Dr. Abner J. Gupton, a physician of Morley, Mo., was born in Montgomery County, Tenn., in 1841, and is a son of Robert T. Gupton, a native of Tennessee. The latter's father, Abner Gupton, was a native of North Carolina, and removed to Tennessee about 1800. He served as magistrate of Montgomery County, Tenn., for forty-eight years, from 1802 to 1850. He was a soldier in the war for independence, and was wounded at the battle of Guilford Court House. After a very active life, he died in 1858, aged one hundred and four years. He had never been sick a day in his life. Robert T. was one of a large family of children. He also led a very active life, and served as magistrate in the same county as his father from 1836 until the beginning of the Civil War. After the war he filled the same office until his death in 1866, aged fifty-six years. His wife, Henrietta Power, was a native of North Carolina, who, when an infant, came to Tennessee with her parents, and located in Montgomery County on a farm, where the parents remained until their deaths. Robert T. Gupton and wife had eight children, five of whom lived to be grown. Martha was married to Andrew J. Harrison, a native of Virginia. They are both dead, and their children: Henrietta, Robert, Allen, Virgin and John are living with the subject of this sketch. The other four are Abner J., Cave J. (who died in 1872), John J. (Mrs. John M. Duke, who died in 1886). The mother of these children died in 1863, aged forty-two years. Abner J. chose medicine as his profession. In 1861 he enlisted as a private in the Forty-second Tennessee Infantry, Col. (Afterward Brig. Gen.) W.A. Quarles, C.S.A., commanding, and was promoted to the position of assistant-surgeon on the battlefield, at Fort Donelson, by his colonel. He was examined by the medical board in 1863, who in passing him, recommended his commission to date from February 13, 1862. He was in every engagement with his command, and was never absent from duty but once during the war -when on a two weeks' furlough in April, 1865. At the close of the war he returned home and began practicing his profession.
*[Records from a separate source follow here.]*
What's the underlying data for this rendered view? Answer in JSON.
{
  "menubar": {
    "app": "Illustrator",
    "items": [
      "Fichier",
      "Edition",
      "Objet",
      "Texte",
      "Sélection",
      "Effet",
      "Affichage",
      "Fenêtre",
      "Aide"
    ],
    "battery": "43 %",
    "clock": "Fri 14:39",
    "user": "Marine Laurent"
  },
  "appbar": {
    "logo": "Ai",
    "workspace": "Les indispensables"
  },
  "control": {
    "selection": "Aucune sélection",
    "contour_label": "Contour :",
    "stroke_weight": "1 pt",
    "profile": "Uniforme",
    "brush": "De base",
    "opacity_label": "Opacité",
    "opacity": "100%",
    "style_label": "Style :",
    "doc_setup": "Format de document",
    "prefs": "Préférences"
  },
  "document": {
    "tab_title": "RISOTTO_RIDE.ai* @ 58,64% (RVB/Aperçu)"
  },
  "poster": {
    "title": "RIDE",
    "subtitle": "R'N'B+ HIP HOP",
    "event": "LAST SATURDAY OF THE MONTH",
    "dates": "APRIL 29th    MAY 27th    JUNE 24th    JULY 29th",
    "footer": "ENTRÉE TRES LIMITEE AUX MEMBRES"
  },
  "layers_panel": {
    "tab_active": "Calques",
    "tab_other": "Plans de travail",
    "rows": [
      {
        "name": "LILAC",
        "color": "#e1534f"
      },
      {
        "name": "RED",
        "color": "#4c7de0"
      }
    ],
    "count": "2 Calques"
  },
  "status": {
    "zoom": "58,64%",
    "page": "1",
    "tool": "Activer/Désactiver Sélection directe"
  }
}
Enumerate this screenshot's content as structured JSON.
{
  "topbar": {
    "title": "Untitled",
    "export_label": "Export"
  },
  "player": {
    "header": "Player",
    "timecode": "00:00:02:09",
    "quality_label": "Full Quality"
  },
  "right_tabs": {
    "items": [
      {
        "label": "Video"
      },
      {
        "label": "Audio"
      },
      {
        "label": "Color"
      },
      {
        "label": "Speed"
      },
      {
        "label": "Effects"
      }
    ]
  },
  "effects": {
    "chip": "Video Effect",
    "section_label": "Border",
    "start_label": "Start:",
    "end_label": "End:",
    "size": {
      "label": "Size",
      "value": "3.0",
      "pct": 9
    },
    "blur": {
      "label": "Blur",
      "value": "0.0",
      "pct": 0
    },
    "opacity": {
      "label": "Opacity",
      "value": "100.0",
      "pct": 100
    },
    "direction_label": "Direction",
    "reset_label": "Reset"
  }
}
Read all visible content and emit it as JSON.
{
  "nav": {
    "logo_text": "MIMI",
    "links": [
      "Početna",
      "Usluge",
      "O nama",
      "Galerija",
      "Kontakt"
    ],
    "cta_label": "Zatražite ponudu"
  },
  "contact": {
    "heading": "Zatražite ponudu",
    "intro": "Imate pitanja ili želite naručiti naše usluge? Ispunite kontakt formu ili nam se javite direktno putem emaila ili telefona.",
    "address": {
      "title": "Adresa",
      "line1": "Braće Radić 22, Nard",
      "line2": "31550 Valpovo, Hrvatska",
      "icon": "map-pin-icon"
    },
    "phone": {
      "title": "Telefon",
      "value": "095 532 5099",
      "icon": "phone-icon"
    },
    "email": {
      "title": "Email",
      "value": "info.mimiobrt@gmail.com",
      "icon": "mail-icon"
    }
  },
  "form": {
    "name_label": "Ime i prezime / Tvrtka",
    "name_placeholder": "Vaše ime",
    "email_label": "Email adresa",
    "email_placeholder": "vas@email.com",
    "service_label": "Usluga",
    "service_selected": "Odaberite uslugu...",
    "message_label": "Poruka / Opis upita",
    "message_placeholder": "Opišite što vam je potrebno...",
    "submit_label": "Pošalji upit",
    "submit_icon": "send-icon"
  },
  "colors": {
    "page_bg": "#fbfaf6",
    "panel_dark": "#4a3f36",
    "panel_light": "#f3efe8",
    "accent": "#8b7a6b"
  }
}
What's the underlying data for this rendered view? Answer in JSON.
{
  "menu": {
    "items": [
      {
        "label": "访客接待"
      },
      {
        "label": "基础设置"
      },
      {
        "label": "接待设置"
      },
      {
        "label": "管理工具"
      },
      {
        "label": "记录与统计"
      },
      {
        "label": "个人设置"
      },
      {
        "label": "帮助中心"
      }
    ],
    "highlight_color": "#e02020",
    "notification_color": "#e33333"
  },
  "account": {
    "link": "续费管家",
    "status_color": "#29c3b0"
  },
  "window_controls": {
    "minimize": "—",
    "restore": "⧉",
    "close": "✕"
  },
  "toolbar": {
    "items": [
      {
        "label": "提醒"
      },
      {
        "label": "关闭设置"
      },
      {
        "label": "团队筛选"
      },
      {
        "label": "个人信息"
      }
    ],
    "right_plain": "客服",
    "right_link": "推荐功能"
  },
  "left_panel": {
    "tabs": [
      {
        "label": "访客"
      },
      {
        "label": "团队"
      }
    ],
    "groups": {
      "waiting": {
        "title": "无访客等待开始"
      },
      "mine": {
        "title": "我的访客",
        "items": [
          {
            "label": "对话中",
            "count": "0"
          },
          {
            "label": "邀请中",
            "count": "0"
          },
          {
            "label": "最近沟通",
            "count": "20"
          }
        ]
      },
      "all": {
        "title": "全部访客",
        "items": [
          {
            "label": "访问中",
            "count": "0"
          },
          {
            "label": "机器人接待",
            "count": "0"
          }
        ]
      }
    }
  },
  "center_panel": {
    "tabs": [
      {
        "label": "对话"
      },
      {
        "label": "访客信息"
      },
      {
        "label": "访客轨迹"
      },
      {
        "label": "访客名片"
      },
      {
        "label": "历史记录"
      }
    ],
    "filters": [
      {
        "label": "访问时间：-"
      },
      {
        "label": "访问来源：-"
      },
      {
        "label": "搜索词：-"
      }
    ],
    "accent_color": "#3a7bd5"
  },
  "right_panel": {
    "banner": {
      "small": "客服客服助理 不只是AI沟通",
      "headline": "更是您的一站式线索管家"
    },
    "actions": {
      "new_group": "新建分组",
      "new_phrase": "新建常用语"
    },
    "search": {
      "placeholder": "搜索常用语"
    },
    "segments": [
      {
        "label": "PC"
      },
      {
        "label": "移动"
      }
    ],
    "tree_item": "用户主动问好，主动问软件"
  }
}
In November 1866, he removed to New Providence, Tenn., and resumed his practice. In 1875 he located in Morley, Mo., and is now the oldest practicing physician in the town. In July 1866, he wedded Mary F. Crow, a native of Alabama, born in 1845 and a daughter of Isaac F. Crow, a native of South Carolina. The Doctor and wife have had four children: Fannie B., Mary P., Harry (deceased) and Ernest (deceased). They have a nice home, and all are consistent members of the Methodist Episcopal Church South. The Doctor is an active church worker, and is now one of the trustees, and Sunday-school superintendent.